Standard - Referral for CPPC is considered for all level 3 MAPPA offenders

12.27 All level 3 cases should be considered for referral to HMPPS for registration as a Critical Public Protection Case. Where referral is agreed, the lead agency will ensure that the paperwork is completed within a week and will inform the next meeting of the outcome of the decision. The minutes should record the fact that referral has been considered. For further guidance, see Chapter 19 - Critical Public Protection Cases and PI 06/2013.

Standard - The critical contribution that offenders make towards changing their behaviour is recognised and RMPs draw on the strengths, skills and resources of the offender

12.28 Offenders should know that they are being managed through MAPPA, what MAPPA is, and what this means for them. The MAPPA leaflet 'Information for Offenders' should be used for this purpose. This responsibility should be discharged by the Offender Manager or Case Manager primarily involved with the offender.

12.29 It may be helpful to invite the offender to write down, or to tell the offender manager, information they would like to be discussed at a level 2 or level 3 meeting. (See also 13a.24 and 26.48.)

12.30 Although the expectation is that offenders are told that they are being managed through MAPPA, there may be very exceptional cases where information about MAPPA management at level 2 or 3 may be withheld from them on the ground that it might increase their risk. This decision and the nature of the information to be withheld must be agreed at a MAPPA meeting and the reason(s) clearly recorded in the MAPPA meeting minutes and case record(s).

Standard -Public protection is the paramount consideration in the development of the Risk Management Plan

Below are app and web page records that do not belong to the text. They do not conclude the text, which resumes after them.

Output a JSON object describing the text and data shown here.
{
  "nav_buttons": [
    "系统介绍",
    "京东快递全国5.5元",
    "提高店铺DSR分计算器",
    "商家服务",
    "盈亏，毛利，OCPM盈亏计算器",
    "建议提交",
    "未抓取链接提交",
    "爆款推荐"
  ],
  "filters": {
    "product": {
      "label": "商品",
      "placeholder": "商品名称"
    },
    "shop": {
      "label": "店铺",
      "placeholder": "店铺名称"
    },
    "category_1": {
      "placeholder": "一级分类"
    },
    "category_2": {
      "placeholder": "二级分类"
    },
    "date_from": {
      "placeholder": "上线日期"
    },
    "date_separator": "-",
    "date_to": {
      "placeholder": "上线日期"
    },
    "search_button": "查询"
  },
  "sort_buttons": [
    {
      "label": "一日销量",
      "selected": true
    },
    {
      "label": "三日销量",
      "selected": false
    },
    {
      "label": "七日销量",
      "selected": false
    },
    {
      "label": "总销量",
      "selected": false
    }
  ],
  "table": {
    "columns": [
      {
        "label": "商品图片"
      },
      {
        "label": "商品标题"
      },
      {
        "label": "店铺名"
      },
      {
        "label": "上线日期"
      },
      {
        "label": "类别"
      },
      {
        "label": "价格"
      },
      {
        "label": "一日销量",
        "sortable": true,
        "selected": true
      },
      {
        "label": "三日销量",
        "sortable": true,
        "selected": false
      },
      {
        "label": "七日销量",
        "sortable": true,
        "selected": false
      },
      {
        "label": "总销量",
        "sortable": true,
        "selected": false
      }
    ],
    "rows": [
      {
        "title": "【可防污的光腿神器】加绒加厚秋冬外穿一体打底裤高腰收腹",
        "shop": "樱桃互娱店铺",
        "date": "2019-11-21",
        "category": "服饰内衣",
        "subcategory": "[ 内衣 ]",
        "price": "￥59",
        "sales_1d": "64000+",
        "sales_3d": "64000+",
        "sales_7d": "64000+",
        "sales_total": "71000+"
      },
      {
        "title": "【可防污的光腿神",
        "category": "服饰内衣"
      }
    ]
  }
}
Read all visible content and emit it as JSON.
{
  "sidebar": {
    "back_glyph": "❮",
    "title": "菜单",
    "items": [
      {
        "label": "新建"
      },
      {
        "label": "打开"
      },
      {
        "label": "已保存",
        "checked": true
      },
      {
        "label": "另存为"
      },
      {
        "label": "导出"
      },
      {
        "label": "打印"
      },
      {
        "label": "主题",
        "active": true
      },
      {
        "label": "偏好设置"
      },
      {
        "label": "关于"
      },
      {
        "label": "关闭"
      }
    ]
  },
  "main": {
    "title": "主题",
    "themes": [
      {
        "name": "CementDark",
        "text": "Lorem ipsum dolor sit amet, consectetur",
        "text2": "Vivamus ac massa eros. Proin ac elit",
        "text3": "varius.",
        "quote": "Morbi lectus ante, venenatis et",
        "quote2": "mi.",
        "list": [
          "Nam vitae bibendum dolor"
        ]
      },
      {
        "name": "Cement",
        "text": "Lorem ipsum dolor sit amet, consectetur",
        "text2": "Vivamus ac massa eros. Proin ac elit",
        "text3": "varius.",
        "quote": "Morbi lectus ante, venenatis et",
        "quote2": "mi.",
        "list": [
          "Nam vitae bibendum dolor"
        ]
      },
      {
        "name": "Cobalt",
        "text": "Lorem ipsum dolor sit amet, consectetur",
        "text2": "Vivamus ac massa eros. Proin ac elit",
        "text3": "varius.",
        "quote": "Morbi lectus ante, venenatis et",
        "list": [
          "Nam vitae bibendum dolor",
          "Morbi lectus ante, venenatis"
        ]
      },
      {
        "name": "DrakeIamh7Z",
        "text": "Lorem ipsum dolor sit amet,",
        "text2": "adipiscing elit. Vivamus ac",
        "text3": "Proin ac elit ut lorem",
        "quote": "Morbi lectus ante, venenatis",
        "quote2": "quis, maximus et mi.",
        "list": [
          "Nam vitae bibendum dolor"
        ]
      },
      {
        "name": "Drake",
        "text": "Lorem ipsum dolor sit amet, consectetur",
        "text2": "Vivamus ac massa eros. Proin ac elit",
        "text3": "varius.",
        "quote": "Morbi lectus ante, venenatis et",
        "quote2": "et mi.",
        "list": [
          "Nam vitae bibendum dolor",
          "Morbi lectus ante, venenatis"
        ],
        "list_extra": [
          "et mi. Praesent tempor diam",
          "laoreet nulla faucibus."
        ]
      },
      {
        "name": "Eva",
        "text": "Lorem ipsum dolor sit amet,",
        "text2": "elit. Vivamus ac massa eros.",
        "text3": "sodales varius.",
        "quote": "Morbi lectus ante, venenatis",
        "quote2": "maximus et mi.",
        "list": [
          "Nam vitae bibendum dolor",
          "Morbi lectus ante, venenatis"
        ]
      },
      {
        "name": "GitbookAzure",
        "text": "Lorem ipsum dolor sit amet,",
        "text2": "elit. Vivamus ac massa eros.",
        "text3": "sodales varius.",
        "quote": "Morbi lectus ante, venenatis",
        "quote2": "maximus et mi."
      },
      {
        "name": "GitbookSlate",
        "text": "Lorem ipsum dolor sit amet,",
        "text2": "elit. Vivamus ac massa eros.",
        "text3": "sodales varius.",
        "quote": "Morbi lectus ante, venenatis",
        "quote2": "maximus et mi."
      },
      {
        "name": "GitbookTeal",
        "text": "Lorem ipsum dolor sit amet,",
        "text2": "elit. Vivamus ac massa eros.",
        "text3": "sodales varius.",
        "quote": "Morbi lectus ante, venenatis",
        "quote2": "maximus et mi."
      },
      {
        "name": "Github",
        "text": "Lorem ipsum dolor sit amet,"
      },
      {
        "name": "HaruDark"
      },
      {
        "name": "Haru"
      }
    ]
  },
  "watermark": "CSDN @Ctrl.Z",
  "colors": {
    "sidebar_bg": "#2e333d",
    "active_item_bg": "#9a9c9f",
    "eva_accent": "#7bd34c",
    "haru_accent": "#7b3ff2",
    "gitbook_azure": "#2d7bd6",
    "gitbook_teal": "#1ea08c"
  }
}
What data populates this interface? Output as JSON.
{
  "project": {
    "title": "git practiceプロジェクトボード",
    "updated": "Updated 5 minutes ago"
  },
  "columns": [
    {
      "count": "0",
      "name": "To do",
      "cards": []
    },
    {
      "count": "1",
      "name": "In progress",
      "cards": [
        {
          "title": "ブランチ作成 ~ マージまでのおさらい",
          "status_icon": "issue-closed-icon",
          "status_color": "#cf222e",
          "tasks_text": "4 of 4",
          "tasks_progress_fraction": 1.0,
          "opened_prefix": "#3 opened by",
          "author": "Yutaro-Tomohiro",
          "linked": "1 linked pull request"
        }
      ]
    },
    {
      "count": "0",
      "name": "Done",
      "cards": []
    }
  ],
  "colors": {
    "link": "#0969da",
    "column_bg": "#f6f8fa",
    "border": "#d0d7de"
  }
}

12.31 As a general principle, human rights must be balanced against public protection, which is the paramount consideration. However, restrictions, such as licence conditions, must still be necessary and proportionate. In other words, restrictions must be limited to the minimum necessary for effectively managing the risks presented by the offender (see PI 09/2015). Furthermore, there is a responsibility to consider the needs and vulnerabilities of an offender where he or she is a child or young person, but this should not take precedence over protecting the public. Proportionate protection of the public outweighs all other considerations when constructing an RMP.

Standard - The MAPPA Chair summarises the meeting and agrees the required level of MAPPA management

12.32 The Chair will summarise the issues raised during the meeting and agree with the attendees the MAPPA level at which the offender should be managed. The Chair will confirm whether the case requires active multi-agency management at level 2 or 3. Ideally, the Chair will facilitate agreement if there are initial differences in views. Where this is not possible the Chair will ask the lead agency to make the final decision and will ensure the range of views is recorded in the minutes.

12.33 The reasons for a decision to manage the case at a particular level must be clearly recorded, whether the level is different from the one for which the meeting was called or the same (see Chapter 7 - Levels of Management for more details on determining MAPPA levels).

Updated: Jul 2018

1. The 4 Pillars of risk Management is a new approach to the planning and delivery of risk management developed by Prof. Hazel Kemshall at De Montfort University. The model is based on the four pillars of Supervision, Monitoring & Control, Interventions and Treatment and Victim Safety Planning. [back]